Category: Accounting and Finance
It's common to think of stress and pay as a tradeoff. For example, surgeons and air traffic controllers pull down the big bucks because their work is not only beneficial to society, but potentially tough on the cortisol levels of the job-holder. We don't care how good you are at managing stress: if your job involves rebuilding the human body or landing several tons of steel and jet fuel, you're going to feel the pressure. But not every high-paying gig demands such sacrifices.
When you think about futuristic jobs, you probably think of something along the lines of robot scientist (which could mean either a scientist who builds robots, or a scientist who is a robot -- either might apply). But the real jobs of the future probably look a bit more familiar.
Some jobs don’t offer warm fuzzies, but they do give you a fat paycheck. If having that comfortable income is a priority for you, and you can find meaning in other aspects of your life, then here are some careers you might want to consider.
In a tight job market and uncertain economic times, new graduates are often grateful for any job, whether it's one they enjoy or not. In order to help grads find a career they'll love, folks at CareerBliss, a site focused on searches and reviews of companies known for employee satisfaction, created a list of the happiest jobs for the class of 2014.
Unless you're in finance, you probably can't imagine being excited to hear that you get one whole day a week off. But that's the position employees of Goldman Sachs and Bank of America Merrill Lynch found themselves in recently, when their companies unveiled new policies that would require them to take off four days a month. Bankers, especially junior employees, regularly work over 100 hours a week. But that's only one reason they're miserable.
Many bankers and other finance workers regularly put in 120-hour weeks. But all that might be about to change, thanks to new polices at Goldman Sachs and Bank of America Merrill Lynch, which force associates to take at least one day off a week (or four weekend days off a month, depending). Given that most of us aren't pulling down finance-sector money, why would we care? Think of those junior bankers as canaries in the coal mine of our work-life balance.
Brand-new college grads are always nervous about starting their careers, but the post-recession economic landscape makes today's workplace an even scarier place.

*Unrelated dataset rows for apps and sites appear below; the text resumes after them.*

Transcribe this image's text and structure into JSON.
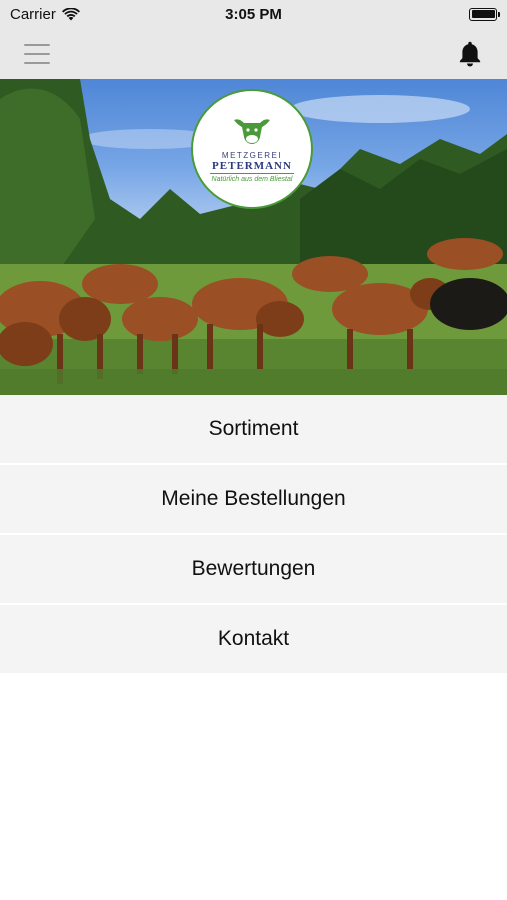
{
  "status_bar": {
    "carrier": "Carrier",
    "time": "3:05 PM"
  },
  "nav": {
    "menu_icon": "hamburger-icon",
    "notification_icon": "bell-icon"
  },
  "logo": {
    "top_text": "METZGEREI",
    "brand": "PETERMANN",
    "tagline": "Natürlich aus dem Bliestal"
  },
  "menu": {
    "items": [
      {
        "label": "Sortiment"
      },
      {
        "label": "Meine Bestellungen"
      },
      {
        "label": "Bewertungen"
      },
      {
        "label": "Kontakt"
      }
    ]
  },
  "colors": {
    "bar_background": "#e8e8e8",
    "menu_background": "#f4f4f4",
    "logo_green": "#4b9a3a",
    "logo_blue": "#2b3a7f"
  }
}
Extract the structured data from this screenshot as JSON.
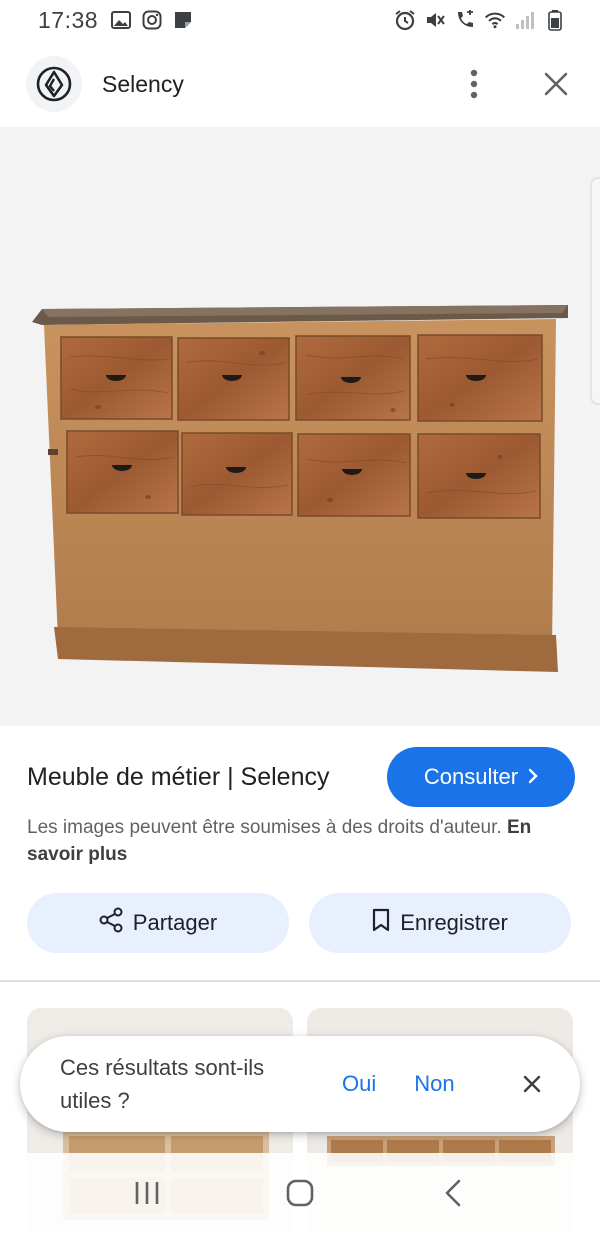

To help younger workers focus their career building efforts, UC San Diego Extension compiles an annual list of hot jobs for new grads.